What is being asked:
Which lines mention "Edremit"? Show each one from the listing.

Records supplied:
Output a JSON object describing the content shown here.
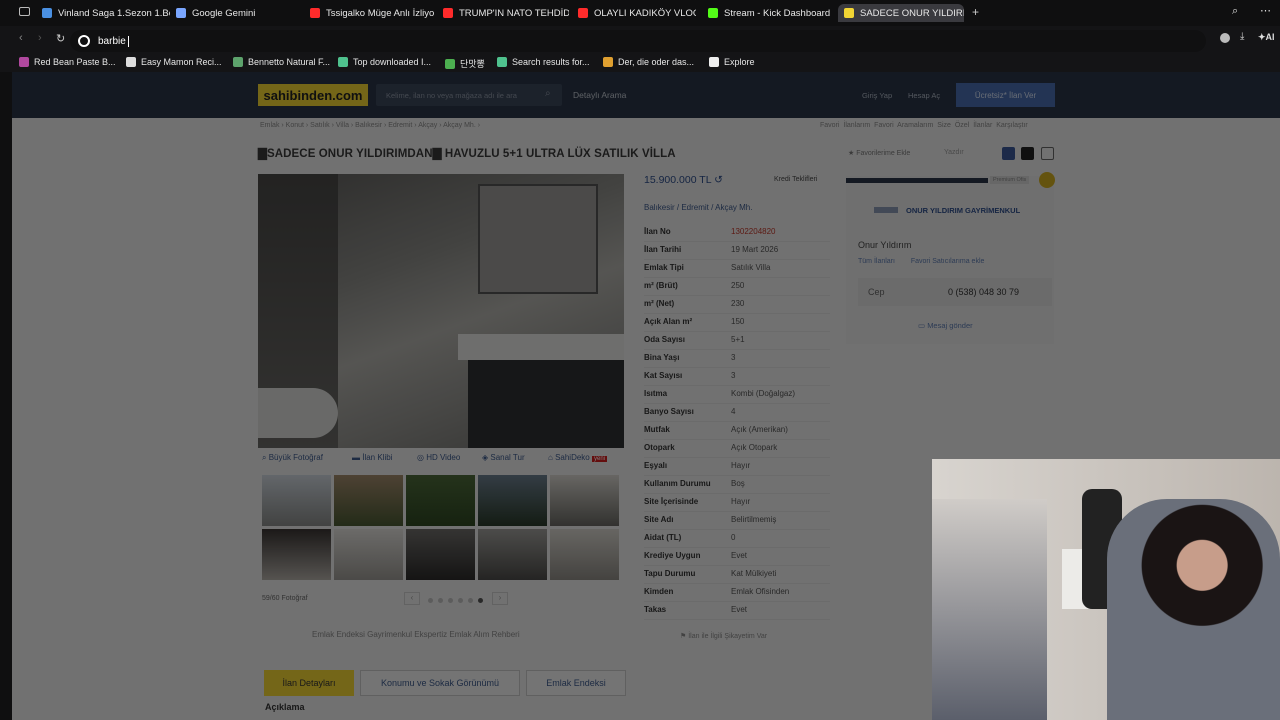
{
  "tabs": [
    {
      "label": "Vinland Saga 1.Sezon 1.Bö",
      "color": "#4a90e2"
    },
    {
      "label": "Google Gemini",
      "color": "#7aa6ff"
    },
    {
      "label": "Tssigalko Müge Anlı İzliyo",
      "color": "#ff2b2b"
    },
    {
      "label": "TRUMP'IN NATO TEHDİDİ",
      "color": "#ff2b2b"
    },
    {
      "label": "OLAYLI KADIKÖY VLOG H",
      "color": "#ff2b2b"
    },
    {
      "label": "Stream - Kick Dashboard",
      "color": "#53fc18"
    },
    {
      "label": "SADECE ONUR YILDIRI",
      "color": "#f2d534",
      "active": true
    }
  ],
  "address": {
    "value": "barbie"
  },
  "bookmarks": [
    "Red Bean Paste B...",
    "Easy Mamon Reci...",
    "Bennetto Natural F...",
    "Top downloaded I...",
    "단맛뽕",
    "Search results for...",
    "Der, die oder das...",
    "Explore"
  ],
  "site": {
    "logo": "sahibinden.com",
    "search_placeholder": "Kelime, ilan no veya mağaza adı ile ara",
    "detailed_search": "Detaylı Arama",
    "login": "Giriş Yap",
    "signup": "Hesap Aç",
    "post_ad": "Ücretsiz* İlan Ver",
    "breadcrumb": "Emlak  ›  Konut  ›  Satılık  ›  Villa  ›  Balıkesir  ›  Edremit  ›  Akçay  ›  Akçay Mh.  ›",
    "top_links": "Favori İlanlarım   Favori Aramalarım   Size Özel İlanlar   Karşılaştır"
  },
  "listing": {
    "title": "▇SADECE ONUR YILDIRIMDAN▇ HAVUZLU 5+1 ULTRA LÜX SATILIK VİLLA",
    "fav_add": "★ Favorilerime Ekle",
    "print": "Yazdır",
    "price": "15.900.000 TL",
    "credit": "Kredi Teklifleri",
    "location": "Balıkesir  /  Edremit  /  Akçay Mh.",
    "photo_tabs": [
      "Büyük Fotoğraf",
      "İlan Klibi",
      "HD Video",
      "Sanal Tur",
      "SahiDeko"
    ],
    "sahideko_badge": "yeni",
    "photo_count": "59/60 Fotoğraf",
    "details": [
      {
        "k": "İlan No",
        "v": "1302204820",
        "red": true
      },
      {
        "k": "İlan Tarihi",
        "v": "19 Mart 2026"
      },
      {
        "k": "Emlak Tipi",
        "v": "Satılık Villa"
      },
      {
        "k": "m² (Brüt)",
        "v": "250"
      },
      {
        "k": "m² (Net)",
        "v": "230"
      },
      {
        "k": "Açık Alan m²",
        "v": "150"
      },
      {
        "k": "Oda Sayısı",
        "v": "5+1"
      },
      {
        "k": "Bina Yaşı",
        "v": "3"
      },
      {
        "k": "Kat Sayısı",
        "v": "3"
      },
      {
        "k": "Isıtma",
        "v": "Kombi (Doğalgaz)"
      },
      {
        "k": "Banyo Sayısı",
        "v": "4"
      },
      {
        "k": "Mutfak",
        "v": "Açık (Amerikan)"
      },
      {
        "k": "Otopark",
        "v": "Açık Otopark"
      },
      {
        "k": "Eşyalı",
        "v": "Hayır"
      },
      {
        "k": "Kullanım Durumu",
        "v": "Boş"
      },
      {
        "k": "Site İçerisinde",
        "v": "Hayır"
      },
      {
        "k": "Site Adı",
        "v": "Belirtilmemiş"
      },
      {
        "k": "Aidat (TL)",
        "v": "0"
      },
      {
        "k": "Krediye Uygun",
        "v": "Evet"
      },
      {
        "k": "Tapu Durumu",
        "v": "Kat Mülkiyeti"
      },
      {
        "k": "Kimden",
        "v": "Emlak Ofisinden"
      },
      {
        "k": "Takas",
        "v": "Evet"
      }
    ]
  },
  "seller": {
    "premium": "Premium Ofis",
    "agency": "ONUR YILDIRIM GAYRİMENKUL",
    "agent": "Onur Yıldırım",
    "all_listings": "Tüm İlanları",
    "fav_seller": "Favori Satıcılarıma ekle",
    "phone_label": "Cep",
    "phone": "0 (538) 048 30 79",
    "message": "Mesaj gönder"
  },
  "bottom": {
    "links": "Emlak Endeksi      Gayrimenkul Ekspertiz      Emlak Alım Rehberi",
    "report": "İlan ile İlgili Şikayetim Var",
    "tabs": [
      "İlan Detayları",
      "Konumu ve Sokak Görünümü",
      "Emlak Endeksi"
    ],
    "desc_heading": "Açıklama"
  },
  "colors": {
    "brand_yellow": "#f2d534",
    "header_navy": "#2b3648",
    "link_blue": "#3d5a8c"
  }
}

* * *

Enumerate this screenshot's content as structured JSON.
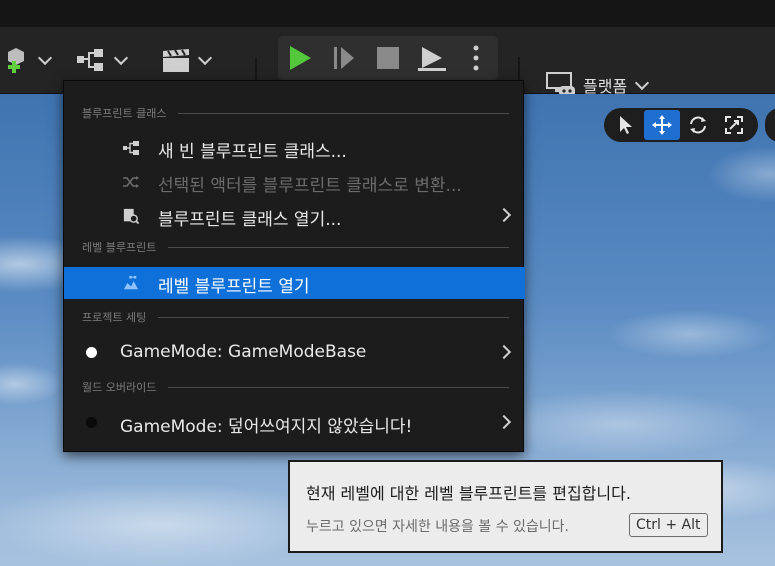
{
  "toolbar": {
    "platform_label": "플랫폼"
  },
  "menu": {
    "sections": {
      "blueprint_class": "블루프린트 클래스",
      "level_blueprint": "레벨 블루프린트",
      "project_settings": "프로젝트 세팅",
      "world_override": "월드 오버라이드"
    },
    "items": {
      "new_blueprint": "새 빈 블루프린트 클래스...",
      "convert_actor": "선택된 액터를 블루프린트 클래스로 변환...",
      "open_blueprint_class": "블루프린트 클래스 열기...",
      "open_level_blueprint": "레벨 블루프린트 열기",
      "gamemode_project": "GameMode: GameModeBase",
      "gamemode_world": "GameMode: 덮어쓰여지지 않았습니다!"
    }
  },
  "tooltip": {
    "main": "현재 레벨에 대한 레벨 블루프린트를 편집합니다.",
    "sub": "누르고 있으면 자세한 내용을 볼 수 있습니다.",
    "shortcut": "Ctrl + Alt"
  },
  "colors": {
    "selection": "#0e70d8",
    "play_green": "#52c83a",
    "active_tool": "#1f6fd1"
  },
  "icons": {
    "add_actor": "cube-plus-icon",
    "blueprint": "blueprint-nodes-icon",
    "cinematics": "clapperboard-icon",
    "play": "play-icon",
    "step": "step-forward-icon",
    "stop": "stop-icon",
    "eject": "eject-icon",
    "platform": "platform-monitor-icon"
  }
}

Solution to this exercise:
    "breadcrumb": "Emlak  ›  Konut  ›  Satılık  ›  Villa  ›  Balıkesir  ›  Edremit  ›  Akçay  ›  Akçay Mh.  ›",
    "location": "Balıkesir  /  Edremit  /  Akçay Mh.",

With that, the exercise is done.